New York City Theater
Music Box Theater
Ok, it’s not perfect. Its background is more polished than its foreground, its plot more intellectual than emotional. But “’Shuffle Along’ Or the Making of the Musical Sensation of 1921 and All That Followed” is bursting with energy and features not only the superlative Audra McDonald heading a cast to die for but thrilling, pile-driving tap dancing choreographed by Savion Glover.
The original 1921 “Shuffle Along” was not only a pioneer musical comedy but the first written, directed and performed by African-Americans, telling a story that went beyond stereotypical minstrel shows. Here was a black couple showing their love in public and interacting with a community of black heroes as well as villains. Its jazz score would influence no less a composer than George Gershwin.
Writer/director George C. Wolfe’s take on the original is both history lesson and grand entertainment. The idea for the 1921 “Shuffle Along” began when a pair of vaudevillians, Flourney Eakin (F. E.) Miller and Aubrey Lyles, met lyricist Noble Sissle and composer Eubie Blake. Deciding to collaborate, they took an old sketch, “The Mayor of Jimtown,” and built a show involving small-town corruption and redemption.

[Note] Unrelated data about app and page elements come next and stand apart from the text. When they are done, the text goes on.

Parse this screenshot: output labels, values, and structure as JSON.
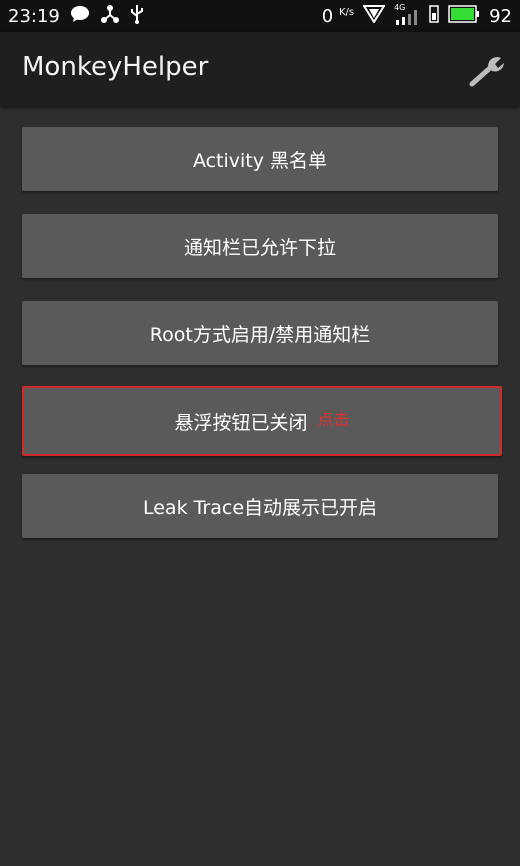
{
  "status_bar": {
    "time": "23:19",
    "net_speed_value": "0",
    "net_speed_unit": "K/s",
    "battery_level": "92",
    "network_type": "4G",
    "icons": [
      "chat-bubble-icon",
      "share-hub-icon",
      "usb-icon",
      "vpn-triangle-icon",
      "signal-icon",
      "sim-icon",
      "battery-icon"
    ]
  },
  "app_bar": {
    "title": "MonkeyHelper",
    "settings_icon": "wrench-icon"
  },
  "buttons": [
    {
      "label": "Activity 黑名单"
    },
    {
      "label": "通知栏已允许下拉"
    },
    {
      "label": "Root方式启用/禁用通知栏"
    },
    {
      "label": "悬浮按钮已关闭",
      "hint": "点击"
    },
    {
      "label": "Leak Trace自动展示已开启"
    }
  ],
  "colors": {
    "background": "#2e2e2e",
    "button": "#5a5a5a",
    "highlight": "#d12a2a",
    "battery": "#33dd33"
  }
}
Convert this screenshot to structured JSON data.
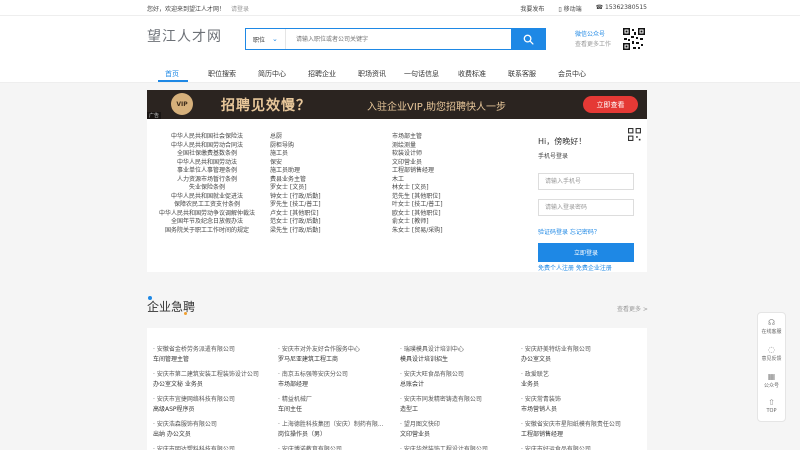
{
  "topbar": {
    "greeting": "您好，欢迎来到望江人才网！",
    "login": "请登录",
    "post_job": "我要发布",
    "mobile": "移动端",
    "phone": "15362380515"
  },
  "header": {
    "logo": "望江人才网",
    "search_category": "职位",
    "search_placeholder": "请输入职位或者公司关键字",
    "wechat_title": "微信公众号",
    "wechat_sub": "查看更多工作"
  },
  "nav": [
    "首页",
    "职位搜索",
    "简历中心",
    "招聘企业",
    "职场资讯",
    "一句话信息",
    "收费标准",
    "联系客服",
    "会员中心"
  ],
  "banner": {
    "vip": "VIP",
    "headline": "招聘见效慢？",
    "sub": "入驻企业VIP,助您招聘快人一步",
    "cta": "立即查看",
    "ad": "广告"
  },
  "links": {
    "col1": [
      "中华人民共和国社会保险法",
      "中华人民共和国劳动合同法",
      "全国社保缴费基数条例",
      "中华人民共和国劳动法",
      "事业单位人事管理条例",
      "人力资源市场暂行条例",
      "失业保险条例",
      "中华人民共和国就业促进法",
      "保障农民工工资支付条例",
      "中华人民共和国劳动争议调解仲裁法",
      "全国年节及纪念日放假办法",
      "国务院关于职工工作时间的规定"
    ],
    "col2": [
      "总厨",
      "厨柜导购",
      "施工员",
      "保安",
      "施工员助理",
      "费县业务主管",
      "罗女士 [文员]",
      "钟女士 [行政/后勤]",
      "罗先生 [技工/普工]",
      "卢女士 [其他职位]",
      "范女士 [行政/后勤]",
      "梁先生 [行政/后勤]"
    ],
    "col3": [
      "市场部主管",
      "测绘测量",
      "软装设计师",
      "文印营业员",
      "工程部销售经理",
      "木工",
      "林女士 [文员]",
      "范先生 [其他职位]",
      "叶女士 [技工/普工]",
      "欧女士 [其他职位]",
      "俞女士 [教师]",
      "朱女士 [贸易/采购]"
    ]
  },
  "login": {
    "greeting": "Hi，傍晚好！",
    "tab": "手机号登录",
    "phone_placeholder": "请输入手机号",
    "password_placeholder": "请输入登录密码",
    "alt_links": "验证码登录 忘记密码？",
    "submit": "立即登录",
    "register": "免费个人注册 免费企业注册"
  },
  "section": {
    "title": "企业急聘",
    "more": "查看更多 >"
  },
  "jobs": [
    {
      "company": "· 安徽省金桥劳务派遣有限公司",
      "position": "车间管理主管"
    },
    {
      "company": "· 安庆市对外友好合作服务中心",
      "position": "罗马尼亚建筑工程工商"
    },
    {
      "company": "· 瑞璞模具设计培训中心",
      "position": "模具设计培训招生"
    },
    {
      "company": "· 安庆舒美特纺业有限公司",
      "position": "办公室文员"
    },
    {
      "company": "· 安庆市第二建筑安装工程装饰设计公司",
      "position": "办公室文秘 业务员"
    },
    {
      "company": "· 南京五标强等安庆分公司",
      "position": "市场部经理"
    },
    {
      "company": "· 安庆大旺食品有限公司",
      "position": "总账会计"
    },
    {
      "company": "· 政爱联艺",
      "position": "业务员"
    },
    {
      "company": "· 安庆市宜捷网络科技有限公司",
      "position": "高级ASP程序员"
    },
    {
      "company": "· 精益机械厂",
      "position": "车间主任"
    },
    {
      "company": "· 安庆市同发精密铸造有限公司",
      "position": "造型工"
    },
    {
      "company": "· 安庆常青装饰",
      "position": "市场营销人员"
    },
    {
      "company": "· 安庆浩森服饰有限公司",
      "position": "出纳 办公文员"
    },
    {
      "company": "· 上海德胜科技集团（安庆）制药有限...",
      "position": "岗位操作员（男）"
    },
    {
      "company": "· 望月图文快印",
      "position": "文印营业员"
    },
    {
      "company": "· 安徽省安庆市星阳纸模有限责任公司",
      "position": "工程部销售经理"
    },
    {
      "company": "· 安庆市明达塑料科技有限公司",
      "position": ""
    },
    {
      "company": "· 安庆博诺教育有限公司",
      "position": ""
    },
    {
      "company": "· 安庆华然装饰工程设计有限公司",
      "position": ""
    },
    {
      "company": "· 安庆市好运食品有限公司",
      "position": ""
    }
  ],
  "sidebar": [
    "在线客服",
    "意见反馈",
    "公众号",
    "TOP"
  ],
  "colors": {
    "accent": "#1e88e5",
    "banner_bg": "#2b2420",
    "banner_cta": "#e53935"
  }
}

It wasn’t a smooth ride. Money was hard to come by, a Broadway theater even harder, forcing them to perform at the available 63rd Street Music Hall, way uptown from the theater district. But the show was a hit, popularizing songs such as “I’m Just Wild About Harry,” “Love Will Find a Way” and “Daddy, Won’t You Please Come Home.”

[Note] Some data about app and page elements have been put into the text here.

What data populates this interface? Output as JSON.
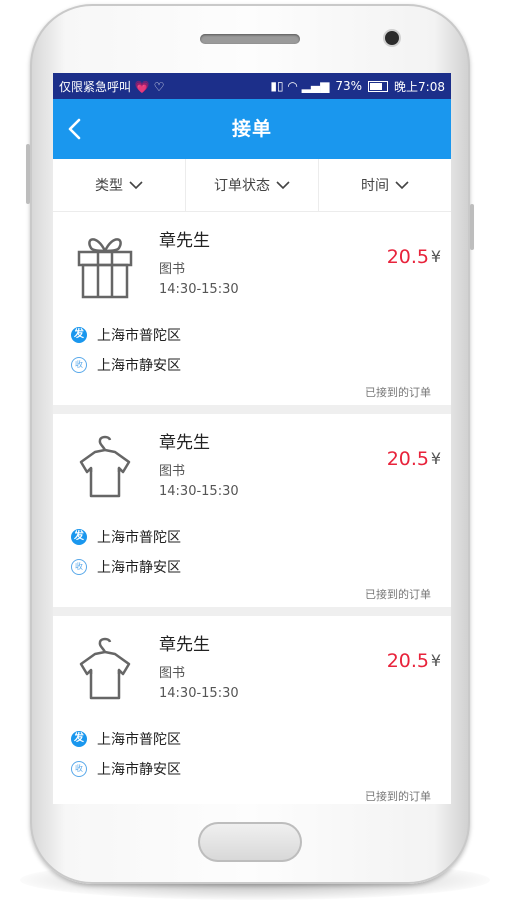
{
  "statusbar": {
    "left": "仅限紧急呼叫 💗 ♡",
    "battery": "73%",
    "time": "晚上7:08"
  },
  "navbar": {
    "title": "接单",
    "back_icon": "chevron-left-icon"
  },
  "filters": [
    {
      "label": "类型"
    },
    {
      "label": "订单状态"
    },
    {
      "label": "时间"
    }
  ],
  "orders": [
    {
      "icon": "gift-icon",
      "name": "章先生",
      "category": "图书",
      "time": "14:30-15:30",
      "price": "20.5",
      "currency": "¥",
      "from_badge": "发",
      "from": "上海市普陀区",
      "to_badge": "收",
      "to": "上海市静安区",
      "status": "已接到的订单"
    },
    {
      "icon": "tshirt-icon",
      "name": "章先生",
      "category": "图书",
      "time": "14:30-15:30",
      "price": "20.5",
      "currency": "¥",
      "from_badge": "发",
      "from": "上海市普陀区",
      "to_badge": "收",
      "to": "上海市静安区",
      "status": "已接到的订单"
    },
    {
      "icon": "tshirt-icon",
      "name": "章先生",
      "category": "图书",
      "time": "14:30-15:30",
      "price": "20.5",
      "currency": "¥",
      "from_badge": "发",
      "from": "上海市普陀区",
      "to_badge": "收",
      "to": "上海市静安区",
      "status": "已接到的订单"
    }
  ],
  "colors": {
    "accent": "#1a97ee",
    "statusbar": "#1c2f8a",
    "price": "#e8233b"
  }
}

Wolfe does better with backstage preparations and onstage performances than with the illicit affair between glamorous leading lady Lottie Gee (McDonald) and married pianist / composer Blake (an engaging Brandon Victor Dixon). The relationship seems tacked on while Wolfe’s real purpose lies, paradoxically, in the second, more strident and expository “all that followed” half. After the usual travails of putting on a show, comes the aftermath with its envy and outrage that elements of “Shuffle Along” were “appropriated” by white artists and the show itself was all but forgotten.
The only whites we see, in fact, are all played by the zany Brooks Ashmanskas, representing the forces allied against the creators, climaxing in the sardonic “They’ll Never Remember You.” Wolfe is out not only to prove that prediction false but indict the skewed history of the American theater.
Besides the undeniable luminosity of Dixon and McDonald (who here adds tap dancing to her formidable treasure chest of talents), Brian Stokes Mitchell is a charming Miller, Billy Porter a distracted Lyles, Joshua Henry an irritable Sissle, and Adrienne Warren superb as both Gertrude Saunders and star-in-the making Florence Mills. The show looks sensational: Santo Loquasto’s sets, Jules Fisher and Peggy Eisenhauer’s lighting, Ann Roth’s spiffy costumes and Scott Lehrer’s sound design are first rate.
Coincidentally, another show-within-a-show opened in New York around the same time. That’s Paula Vogel’s terrific “Indecent” which reveals the consequences attached to the controversial play, “God of Vengeance.” It’s less didactic than “Shuffle Along,” which sometimes relies on straight-out narration, but it shares knowledge that art nourishes the seeds of change.
--David A. Rosenberg
May 25, 2016